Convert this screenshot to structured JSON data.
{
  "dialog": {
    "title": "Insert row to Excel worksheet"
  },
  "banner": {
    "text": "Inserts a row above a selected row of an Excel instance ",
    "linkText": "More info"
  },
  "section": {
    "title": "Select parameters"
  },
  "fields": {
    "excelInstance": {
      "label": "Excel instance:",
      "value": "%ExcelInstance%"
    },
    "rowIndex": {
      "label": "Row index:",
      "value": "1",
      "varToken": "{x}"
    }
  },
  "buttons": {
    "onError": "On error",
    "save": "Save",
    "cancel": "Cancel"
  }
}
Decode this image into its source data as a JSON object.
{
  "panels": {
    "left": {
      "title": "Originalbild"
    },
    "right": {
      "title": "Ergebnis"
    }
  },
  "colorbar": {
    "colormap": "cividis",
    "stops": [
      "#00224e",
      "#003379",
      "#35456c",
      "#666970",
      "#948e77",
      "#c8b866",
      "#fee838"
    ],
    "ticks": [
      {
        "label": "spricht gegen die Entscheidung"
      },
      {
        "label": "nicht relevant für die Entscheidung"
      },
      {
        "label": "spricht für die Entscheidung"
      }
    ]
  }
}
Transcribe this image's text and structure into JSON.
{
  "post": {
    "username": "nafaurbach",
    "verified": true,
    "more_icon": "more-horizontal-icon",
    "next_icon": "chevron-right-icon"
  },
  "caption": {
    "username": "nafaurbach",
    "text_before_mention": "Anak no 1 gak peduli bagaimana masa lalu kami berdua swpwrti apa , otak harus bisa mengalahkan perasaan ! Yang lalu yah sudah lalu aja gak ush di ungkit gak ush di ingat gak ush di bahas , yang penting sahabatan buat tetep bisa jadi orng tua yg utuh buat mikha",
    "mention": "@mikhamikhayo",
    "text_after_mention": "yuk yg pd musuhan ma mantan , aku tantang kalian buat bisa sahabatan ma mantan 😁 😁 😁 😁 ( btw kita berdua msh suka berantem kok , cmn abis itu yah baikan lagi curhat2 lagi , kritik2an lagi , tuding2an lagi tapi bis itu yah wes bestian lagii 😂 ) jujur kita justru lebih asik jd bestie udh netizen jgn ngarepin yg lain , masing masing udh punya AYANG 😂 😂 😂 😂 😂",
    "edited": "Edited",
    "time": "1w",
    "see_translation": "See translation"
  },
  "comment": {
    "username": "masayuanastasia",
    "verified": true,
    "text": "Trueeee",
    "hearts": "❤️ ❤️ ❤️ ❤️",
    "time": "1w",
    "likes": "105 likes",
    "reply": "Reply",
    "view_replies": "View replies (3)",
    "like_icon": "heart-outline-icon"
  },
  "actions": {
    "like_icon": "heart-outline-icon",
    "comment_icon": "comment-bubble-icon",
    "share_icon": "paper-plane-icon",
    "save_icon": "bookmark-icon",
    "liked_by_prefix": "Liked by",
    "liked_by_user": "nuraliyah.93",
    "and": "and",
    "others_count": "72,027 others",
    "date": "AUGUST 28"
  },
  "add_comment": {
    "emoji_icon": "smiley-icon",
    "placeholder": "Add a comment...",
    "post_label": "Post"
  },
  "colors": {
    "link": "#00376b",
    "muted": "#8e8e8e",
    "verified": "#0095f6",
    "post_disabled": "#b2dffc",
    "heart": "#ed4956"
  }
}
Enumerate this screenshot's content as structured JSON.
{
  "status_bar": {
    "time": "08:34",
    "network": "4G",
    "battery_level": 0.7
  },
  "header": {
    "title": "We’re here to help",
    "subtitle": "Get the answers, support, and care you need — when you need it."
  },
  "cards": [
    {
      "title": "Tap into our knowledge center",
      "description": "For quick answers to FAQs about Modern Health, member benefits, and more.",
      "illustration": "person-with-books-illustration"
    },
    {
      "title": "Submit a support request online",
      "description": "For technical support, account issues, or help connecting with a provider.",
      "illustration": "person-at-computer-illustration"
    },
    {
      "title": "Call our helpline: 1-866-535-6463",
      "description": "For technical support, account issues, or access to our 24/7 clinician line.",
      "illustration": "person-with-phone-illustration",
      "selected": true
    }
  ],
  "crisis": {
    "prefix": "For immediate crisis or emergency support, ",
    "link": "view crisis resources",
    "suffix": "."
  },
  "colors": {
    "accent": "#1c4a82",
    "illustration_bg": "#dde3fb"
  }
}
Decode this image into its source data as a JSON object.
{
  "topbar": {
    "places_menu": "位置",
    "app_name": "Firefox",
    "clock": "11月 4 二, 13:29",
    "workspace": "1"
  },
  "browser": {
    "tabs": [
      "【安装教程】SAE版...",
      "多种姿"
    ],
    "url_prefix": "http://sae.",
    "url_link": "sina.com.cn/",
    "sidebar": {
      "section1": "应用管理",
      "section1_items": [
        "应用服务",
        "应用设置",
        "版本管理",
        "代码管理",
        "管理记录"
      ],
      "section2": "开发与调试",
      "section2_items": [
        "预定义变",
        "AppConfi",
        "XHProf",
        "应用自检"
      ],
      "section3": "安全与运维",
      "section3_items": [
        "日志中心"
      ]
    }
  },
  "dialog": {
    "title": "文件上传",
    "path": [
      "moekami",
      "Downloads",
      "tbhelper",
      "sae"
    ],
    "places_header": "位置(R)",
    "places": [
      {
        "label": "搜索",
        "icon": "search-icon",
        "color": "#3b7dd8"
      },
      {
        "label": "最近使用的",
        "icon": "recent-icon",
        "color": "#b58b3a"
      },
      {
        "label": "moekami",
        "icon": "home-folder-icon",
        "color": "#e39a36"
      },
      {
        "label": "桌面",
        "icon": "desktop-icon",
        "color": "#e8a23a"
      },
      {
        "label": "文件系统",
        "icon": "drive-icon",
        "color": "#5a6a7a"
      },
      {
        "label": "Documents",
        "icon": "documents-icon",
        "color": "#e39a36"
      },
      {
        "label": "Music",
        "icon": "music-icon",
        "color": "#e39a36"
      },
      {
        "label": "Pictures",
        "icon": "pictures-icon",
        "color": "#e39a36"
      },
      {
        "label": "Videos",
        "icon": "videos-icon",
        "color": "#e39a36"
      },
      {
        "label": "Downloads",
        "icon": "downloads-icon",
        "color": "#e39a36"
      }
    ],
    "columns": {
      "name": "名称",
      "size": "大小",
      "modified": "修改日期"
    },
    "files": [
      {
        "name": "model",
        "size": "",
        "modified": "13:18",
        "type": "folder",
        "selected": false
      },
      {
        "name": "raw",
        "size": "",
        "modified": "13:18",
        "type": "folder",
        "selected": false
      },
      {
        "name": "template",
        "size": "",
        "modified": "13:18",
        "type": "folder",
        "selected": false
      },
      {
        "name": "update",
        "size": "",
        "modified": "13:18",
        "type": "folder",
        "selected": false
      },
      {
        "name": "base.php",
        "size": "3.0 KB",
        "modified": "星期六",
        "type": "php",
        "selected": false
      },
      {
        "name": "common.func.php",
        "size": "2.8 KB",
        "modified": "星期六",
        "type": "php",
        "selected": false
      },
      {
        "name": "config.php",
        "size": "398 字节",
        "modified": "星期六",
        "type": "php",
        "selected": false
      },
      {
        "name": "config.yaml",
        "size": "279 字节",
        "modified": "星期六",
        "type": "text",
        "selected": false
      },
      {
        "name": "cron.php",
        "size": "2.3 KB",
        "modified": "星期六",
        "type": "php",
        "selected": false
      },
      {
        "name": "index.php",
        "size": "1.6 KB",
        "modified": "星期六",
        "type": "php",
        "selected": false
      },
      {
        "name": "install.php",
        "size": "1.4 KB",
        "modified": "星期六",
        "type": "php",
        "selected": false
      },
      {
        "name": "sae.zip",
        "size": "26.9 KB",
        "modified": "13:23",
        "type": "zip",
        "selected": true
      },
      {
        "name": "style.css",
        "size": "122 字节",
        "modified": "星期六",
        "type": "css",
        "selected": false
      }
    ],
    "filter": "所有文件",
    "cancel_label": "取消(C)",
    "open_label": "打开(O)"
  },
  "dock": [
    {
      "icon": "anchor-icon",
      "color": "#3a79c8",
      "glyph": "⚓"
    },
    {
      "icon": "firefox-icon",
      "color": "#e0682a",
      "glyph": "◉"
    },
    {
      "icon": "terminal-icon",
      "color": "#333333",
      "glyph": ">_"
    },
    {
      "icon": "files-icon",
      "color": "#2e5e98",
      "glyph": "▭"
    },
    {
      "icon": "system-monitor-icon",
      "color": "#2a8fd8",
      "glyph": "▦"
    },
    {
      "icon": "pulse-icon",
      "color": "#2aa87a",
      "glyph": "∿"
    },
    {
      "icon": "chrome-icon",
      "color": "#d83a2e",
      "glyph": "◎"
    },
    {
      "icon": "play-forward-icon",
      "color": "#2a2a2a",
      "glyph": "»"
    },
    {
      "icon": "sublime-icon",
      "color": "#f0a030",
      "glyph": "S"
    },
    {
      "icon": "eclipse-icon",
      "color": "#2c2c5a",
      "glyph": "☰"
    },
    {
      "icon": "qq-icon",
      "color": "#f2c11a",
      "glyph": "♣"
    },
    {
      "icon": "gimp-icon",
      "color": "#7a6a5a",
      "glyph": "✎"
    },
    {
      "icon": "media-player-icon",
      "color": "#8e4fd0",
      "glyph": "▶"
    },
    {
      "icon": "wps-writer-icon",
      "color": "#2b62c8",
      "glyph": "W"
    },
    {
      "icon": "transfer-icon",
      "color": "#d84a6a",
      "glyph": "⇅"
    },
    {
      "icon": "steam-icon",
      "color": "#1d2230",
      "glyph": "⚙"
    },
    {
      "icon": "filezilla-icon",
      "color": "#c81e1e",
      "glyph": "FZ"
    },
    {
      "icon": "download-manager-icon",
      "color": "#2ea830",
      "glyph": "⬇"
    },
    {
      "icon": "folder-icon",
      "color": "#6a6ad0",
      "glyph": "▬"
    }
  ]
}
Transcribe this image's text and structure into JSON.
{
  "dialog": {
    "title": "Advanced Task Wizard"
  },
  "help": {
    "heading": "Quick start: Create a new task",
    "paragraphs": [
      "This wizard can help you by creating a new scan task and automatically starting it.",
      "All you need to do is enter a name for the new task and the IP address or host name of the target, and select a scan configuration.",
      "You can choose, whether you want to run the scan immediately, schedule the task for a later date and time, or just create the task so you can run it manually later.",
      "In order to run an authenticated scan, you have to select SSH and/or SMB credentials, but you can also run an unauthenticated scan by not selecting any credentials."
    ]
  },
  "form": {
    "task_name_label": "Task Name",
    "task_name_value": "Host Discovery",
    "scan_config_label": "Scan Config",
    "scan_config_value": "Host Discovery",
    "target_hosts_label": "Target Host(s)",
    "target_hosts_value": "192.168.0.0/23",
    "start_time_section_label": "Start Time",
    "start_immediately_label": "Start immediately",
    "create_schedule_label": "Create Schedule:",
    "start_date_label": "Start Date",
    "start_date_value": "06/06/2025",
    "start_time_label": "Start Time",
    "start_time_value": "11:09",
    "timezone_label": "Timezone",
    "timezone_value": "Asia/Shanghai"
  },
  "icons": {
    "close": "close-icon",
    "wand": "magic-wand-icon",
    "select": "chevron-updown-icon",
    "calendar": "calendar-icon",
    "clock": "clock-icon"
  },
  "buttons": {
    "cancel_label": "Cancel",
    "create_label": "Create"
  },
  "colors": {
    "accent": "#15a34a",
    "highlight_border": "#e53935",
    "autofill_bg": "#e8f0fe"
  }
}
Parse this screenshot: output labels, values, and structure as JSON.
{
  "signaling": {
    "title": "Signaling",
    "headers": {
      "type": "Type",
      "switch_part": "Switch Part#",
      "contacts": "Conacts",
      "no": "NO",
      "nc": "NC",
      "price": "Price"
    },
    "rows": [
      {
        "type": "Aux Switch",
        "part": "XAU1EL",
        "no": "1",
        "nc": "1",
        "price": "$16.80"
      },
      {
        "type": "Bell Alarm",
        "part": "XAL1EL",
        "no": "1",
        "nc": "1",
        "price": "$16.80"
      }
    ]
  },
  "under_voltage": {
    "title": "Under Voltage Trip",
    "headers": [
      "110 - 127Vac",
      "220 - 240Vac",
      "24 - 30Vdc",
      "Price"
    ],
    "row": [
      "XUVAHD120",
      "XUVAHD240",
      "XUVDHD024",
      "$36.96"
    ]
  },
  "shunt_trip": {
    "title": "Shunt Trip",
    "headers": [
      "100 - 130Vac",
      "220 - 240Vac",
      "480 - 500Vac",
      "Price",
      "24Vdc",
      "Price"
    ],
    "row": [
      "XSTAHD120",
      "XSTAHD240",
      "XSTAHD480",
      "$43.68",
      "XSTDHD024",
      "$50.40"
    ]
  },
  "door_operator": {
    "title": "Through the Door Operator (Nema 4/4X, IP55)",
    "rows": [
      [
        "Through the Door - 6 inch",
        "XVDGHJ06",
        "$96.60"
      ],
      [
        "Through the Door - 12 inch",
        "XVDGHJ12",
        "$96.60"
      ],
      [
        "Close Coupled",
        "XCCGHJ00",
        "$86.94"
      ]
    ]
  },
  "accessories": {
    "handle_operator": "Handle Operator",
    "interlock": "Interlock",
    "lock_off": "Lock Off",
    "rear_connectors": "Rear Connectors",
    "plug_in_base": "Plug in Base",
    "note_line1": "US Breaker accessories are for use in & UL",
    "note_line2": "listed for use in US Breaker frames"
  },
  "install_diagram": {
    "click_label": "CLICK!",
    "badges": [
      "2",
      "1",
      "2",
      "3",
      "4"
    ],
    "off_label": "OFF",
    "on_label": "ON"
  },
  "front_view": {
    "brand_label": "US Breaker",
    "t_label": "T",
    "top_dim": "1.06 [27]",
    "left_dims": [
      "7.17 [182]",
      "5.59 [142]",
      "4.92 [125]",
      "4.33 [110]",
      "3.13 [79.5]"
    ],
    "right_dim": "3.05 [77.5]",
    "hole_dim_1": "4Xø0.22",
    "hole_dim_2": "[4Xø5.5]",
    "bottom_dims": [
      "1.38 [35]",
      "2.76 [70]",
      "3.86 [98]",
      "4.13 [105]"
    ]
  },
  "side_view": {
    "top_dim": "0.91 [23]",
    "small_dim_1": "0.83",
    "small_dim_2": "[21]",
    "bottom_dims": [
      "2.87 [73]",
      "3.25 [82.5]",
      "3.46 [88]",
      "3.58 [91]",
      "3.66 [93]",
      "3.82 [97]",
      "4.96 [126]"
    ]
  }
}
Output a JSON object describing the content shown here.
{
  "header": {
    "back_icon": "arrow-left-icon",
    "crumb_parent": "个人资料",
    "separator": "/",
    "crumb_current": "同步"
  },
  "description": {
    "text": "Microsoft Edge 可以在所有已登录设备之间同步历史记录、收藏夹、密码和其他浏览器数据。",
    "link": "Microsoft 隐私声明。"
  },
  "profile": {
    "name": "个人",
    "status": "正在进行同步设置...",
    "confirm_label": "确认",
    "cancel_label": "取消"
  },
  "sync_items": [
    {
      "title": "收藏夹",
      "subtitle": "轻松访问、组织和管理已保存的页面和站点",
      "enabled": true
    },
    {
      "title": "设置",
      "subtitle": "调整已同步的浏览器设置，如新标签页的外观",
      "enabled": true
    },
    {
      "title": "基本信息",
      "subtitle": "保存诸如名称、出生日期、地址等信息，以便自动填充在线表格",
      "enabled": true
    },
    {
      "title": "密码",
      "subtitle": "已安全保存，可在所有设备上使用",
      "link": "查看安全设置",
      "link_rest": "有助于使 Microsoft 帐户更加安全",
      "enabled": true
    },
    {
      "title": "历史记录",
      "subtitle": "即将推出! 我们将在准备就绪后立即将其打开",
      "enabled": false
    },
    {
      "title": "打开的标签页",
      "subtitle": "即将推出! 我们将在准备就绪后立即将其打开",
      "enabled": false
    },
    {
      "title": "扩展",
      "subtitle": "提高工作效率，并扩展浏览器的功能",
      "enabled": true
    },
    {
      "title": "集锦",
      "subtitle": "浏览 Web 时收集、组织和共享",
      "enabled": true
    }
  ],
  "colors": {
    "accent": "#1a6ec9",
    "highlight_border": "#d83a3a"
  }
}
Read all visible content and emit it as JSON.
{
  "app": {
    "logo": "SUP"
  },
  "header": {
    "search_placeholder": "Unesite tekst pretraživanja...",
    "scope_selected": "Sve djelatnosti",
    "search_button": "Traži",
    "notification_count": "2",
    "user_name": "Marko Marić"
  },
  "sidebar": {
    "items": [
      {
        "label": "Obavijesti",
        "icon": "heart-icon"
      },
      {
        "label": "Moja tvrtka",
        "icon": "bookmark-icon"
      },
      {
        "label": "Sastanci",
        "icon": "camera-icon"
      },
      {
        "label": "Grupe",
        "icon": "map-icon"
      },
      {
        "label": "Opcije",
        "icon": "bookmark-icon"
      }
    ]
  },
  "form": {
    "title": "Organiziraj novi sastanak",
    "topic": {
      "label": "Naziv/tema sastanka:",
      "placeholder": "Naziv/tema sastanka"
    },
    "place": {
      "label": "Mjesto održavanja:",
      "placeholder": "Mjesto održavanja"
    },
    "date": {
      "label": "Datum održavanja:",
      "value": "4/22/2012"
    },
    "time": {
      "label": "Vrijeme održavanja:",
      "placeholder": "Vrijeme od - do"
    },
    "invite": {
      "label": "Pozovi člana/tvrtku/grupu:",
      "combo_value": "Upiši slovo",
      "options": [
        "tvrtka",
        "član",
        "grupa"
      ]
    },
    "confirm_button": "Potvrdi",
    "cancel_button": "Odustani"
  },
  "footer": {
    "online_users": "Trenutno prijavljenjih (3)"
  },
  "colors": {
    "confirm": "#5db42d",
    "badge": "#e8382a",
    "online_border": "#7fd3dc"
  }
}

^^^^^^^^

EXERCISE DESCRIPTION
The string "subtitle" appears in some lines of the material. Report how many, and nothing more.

TASK OUTPUT
9